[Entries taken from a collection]
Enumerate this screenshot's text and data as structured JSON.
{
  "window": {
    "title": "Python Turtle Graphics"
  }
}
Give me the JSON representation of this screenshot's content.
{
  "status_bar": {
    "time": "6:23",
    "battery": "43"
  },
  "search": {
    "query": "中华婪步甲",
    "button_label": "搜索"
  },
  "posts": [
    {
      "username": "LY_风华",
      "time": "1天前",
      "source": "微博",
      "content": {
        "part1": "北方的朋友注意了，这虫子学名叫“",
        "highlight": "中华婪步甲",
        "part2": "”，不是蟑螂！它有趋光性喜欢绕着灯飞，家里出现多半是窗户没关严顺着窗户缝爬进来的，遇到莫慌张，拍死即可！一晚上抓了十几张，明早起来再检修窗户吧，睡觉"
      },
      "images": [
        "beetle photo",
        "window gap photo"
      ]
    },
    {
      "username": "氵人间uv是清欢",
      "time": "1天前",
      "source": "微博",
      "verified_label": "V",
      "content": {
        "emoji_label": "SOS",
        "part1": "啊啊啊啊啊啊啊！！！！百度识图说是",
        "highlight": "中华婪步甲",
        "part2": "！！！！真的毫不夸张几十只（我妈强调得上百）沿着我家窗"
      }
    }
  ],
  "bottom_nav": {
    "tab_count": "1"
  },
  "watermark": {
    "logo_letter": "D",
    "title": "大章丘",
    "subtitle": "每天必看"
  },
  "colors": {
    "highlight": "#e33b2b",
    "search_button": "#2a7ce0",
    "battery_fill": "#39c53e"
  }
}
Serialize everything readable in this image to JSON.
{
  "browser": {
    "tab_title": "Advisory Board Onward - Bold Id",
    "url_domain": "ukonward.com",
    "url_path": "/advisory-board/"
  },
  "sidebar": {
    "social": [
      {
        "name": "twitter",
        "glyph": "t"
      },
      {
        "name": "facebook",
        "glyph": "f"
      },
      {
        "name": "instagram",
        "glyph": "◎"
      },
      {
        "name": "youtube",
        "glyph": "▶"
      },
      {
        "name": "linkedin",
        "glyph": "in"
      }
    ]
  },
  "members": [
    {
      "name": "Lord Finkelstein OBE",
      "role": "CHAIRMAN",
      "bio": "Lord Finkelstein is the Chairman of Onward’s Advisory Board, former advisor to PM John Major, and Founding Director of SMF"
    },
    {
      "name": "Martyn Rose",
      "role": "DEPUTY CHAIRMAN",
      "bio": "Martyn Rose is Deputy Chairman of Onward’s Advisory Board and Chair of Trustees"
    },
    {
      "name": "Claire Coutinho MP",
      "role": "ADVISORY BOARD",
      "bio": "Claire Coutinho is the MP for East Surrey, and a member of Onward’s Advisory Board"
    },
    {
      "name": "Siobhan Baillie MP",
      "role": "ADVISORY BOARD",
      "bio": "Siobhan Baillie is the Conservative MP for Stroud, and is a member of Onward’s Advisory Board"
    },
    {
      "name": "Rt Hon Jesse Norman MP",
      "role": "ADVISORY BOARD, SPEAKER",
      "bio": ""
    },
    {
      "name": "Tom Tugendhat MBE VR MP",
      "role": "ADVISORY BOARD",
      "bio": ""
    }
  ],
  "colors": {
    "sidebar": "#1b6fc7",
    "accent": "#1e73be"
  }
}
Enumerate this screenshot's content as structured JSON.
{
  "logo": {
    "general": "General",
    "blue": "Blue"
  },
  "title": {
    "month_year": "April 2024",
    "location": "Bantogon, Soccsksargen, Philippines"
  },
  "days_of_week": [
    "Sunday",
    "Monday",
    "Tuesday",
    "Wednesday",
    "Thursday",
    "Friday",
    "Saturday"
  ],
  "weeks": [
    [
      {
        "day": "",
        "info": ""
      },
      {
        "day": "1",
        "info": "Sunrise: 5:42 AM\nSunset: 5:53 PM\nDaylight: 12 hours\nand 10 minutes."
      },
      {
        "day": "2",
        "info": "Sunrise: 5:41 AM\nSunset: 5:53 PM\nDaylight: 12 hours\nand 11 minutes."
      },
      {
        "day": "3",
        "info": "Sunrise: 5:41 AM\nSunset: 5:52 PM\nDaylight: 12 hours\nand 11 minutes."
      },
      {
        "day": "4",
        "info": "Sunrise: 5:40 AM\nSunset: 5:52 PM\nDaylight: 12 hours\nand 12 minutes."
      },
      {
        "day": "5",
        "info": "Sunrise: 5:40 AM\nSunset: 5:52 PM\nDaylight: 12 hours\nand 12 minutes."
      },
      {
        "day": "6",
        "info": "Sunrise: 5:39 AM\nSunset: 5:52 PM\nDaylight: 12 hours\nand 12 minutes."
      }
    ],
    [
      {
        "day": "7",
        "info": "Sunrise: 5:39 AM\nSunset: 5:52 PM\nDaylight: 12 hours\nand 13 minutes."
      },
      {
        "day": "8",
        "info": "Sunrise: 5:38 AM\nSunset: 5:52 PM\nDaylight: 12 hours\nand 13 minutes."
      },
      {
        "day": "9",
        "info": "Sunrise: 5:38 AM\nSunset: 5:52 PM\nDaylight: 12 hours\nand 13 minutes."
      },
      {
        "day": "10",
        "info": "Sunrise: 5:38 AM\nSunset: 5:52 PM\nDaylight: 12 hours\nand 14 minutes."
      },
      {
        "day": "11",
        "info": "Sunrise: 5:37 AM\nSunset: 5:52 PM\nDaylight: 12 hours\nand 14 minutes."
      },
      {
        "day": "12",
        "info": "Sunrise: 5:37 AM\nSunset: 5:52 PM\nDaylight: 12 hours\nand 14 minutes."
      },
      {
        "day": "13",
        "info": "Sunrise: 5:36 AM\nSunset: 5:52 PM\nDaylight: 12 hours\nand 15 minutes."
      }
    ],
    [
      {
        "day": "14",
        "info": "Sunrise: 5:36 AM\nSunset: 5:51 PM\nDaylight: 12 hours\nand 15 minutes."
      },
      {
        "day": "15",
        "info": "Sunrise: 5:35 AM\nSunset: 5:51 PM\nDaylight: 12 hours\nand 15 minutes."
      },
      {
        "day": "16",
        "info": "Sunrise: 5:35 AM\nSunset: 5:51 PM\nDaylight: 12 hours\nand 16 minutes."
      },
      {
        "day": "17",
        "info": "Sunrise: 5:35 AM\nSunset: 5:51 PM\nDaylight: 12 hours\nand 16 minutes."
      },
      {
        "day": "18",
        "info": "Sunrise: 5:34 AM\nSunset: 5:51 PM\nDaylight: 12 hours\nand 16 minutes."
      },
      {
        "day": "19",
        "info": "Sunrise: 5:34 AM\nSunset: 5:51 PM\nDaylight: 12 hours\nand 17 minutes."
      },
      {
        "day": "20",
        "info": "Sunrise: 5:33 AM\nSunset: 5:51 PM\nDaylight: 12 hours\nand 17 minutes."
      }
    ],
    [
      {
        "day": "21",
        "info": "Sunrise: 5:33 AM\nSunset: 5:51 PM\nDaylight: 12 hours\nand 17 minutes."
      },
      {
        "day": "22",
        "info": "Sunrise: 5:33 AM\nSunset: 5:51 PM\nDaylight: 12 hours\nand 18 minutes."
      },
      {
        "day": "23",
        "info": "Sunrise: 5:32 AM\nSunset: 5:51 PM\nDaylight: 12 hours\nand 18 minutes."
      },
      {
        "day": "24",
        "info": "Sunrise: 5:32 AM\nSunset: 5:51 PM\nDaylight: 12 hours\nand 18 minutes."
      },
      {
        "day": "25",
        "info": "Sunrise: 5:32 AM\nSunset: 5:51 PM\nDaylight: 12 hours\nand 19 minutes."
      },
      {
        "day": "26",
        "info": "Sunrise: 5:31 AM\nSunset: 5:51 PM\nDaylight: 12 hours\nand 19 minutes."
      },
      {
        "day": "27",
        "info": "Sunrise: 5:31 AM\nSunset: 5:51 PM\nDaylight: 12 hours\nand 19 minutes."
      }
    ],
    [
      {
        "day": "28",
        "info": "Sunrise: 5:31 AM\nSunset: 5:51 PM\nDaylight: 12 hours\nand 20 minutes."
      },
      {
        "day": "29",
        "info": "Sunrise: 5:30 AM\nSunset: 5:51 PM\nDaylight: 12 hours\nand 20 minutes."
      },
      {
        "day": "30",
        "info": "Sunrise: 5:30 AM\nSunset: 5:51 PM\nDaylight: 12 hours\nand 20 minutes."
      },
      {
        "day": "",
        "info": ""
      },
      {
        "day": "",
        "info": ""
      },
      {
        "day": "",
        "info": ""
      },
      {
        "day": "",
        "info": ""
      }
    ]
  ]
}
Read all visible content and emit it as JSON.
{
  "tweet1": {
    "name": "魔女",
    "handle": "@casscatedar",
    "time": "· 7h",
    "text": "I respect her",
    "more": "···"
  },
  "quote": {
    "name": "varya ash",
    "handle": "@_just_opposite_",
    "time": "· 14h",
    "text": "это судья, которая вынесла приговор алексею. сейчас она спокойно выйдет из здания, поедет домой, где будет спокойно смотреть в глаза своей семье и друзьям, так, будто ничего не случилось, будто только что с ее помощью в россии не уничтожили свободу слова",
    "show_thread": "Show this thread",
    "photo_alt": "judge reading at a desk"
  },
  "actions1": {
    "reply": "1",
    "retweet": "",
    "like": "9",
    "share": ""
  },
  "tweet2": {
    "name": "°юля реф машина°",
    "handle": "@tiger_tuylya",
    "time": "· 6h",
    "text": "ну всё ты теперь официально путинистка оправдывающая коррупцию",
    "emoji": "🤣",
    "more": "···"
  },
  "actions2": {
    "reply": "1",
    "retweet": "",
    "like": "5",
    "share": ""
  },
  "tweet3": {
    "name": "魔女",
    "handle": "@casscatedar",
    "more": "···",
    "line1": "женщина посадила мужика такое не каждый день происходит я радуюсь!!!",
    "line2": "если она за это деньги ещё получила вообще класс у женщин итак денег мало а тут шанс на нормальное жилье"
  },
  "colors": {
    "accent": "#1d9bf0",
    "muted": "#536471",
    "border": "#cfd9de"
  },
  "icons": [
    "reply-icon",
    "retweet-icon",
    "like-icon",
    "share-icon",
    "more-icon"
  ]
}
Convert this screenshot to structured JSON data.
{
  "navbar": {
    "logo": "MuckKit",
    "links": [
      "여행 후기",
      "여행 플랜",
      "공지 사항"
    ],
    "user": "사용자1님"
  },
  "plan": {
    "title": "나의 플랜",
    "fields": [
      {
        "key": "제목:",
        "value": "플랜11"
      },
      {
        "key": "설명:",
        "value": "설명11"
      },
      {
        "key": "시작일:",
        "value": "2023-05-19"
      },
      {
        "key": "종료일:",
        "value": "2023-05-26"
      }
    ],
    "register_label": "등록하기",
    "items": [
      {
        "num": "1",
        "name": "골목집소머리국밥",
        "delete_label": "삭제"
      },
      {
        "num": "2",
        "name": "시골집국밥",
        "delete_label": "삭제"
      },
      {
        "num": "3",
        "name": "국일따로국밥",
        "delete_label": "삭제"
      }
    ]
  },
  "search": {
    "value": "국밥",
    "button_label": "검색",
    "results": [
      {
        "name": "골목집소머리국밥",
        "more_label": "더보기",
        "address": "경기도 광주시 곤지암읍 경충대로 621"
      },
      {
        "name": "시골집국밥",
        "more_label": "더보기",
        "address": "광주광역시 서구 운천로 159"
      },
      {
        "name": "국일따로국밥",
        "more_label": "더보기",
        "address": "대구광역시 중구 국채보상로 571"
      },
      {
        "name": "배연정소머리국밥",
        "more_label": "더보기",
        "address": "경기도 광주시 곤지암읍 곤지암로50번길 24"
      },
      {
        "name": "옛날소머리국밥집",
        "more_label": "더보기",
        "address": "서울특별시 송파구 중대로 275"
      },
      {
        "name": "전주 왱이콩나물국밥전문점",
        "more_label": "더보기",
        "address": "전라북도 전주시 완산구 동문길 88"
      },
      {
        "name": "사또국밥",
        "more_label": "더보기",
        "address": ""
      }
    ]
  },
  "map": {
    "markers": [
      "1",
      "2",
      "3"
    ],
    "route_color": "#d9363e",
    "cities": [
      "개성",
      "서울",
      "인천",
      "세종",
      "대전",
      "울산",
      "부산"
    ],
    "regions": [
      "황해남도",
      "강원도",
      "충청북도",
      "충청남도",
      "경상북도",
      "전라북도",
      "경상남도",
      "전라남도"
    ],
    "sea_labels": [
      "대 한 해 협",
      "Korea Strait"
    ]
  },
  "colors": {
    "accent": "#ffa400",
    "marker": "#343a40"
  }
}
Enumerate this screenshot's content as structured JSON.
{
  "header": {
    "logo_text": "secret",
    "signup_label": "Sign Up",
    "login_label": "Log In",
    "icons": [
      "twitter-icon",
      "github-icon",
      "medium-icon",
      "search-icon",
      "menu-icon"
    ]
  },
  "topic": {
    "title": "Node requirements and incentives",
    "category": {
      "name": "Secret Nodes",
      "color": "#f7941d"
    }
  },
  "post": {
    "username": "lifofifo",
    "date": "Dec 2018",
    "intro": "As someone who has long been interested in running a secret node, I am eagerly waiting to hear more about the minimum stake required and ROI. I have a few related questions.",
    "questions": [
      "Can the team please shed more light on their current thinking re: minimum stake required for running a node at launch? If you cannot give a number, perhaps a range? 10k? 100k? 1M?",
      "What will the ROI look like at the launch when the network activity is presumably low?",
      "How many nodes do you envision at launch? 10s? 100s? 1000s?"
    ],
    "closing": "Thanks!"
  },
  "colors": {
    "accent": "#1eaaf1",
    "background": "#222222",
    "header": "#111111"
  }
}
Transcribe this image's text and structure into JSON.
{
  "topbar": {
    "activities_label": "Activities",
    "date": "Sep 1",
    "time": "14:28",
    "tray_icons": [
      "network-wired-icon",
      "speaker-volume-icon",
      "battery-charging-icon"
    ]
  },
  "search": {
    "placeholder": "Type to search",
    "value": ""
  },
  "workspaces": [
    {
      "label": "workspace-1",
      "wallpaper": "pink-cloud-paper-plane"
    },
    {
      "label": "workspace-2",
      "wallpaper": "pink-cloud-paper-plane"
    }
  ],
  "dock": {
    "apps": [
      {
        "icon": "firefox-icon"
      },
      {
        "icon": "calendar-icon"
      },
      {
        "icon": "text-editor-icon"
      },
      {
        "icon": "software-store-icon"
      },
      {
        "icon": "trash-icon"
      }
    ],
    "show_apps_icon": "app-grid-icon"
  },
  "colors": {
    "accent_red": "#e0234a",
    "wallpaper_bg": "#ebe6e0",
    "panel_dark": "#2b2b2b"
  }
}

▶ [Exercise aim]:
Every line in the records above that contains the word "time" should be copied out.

▶ [Task answer]:
    "time": "6:23",
      "time": "1天前",
      "time": "1天前",
    "time": "· 7h",
    "time": "· 14h",
    "time": "· 6h",
    "time": "14:28",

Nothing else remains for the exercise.